Work instructions:
Every line holding the word "arrive" should be copied from the material.

▬▬▬

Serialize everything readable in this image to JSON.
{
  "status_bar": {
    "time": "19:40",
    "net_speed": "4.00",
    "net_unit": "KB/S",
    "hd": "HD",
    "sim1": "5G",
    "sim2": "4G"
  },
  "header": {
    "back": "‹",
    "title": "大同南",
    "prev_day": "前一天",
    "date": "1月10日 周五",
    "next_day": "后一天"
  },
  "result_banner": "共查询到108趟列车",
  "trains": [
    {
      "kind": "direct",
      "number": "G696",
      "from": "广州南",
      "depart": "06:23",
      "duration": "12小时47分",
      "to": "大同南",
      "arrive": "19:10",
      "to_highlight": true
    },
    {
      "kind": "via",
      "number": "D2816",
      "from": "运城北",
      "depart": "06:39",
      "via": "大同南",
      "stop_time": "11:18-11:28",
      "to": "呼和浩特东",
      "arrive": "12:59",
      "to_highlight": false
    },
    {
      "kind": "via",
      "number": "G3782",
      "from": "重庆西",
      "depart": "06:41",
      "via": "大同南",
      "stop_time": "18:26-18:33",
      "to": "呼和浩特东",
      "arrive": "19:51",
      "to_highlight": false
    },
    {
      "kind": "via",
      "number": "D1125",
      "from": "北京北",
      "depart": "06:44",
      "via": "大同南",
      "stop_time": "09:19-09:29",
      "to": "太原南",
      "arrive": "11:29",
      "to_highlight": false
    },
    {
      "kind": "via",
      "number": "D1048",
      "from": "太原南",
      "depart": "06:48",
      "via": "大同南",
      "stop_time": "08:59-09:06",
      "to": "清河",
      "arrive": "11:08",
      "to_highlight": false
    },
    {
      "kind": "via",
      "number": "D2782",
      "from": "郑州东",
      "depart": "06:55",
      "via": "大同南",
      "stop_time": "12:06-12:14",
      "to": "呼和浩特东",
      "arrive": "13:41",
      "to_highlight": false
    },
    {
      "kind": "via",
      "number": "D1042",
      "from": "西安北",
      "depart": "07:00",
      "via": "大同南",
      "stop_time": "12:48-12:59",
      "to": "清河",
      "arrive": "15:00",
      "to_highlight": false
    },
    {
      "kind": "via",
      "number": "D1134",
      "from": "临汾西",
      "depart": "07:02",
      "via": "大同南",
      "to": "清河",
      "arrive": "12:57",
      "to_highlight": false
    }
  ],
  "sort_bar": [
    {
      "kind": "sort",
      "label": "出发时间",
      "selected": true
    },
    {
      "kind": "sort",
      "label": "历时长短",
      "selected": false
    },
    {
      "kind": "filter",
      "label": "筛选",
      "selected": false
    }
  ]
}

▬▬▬

Answer to this task:
      "arrive": "19:10",
      "arrive": "12:59",
      "arrive": "19:51",
      "arrive": "11:29",
      "arrive": "11:08",
      "arrive": "13:41",
      "arrive": "15:00",
      "arrive": "12:57",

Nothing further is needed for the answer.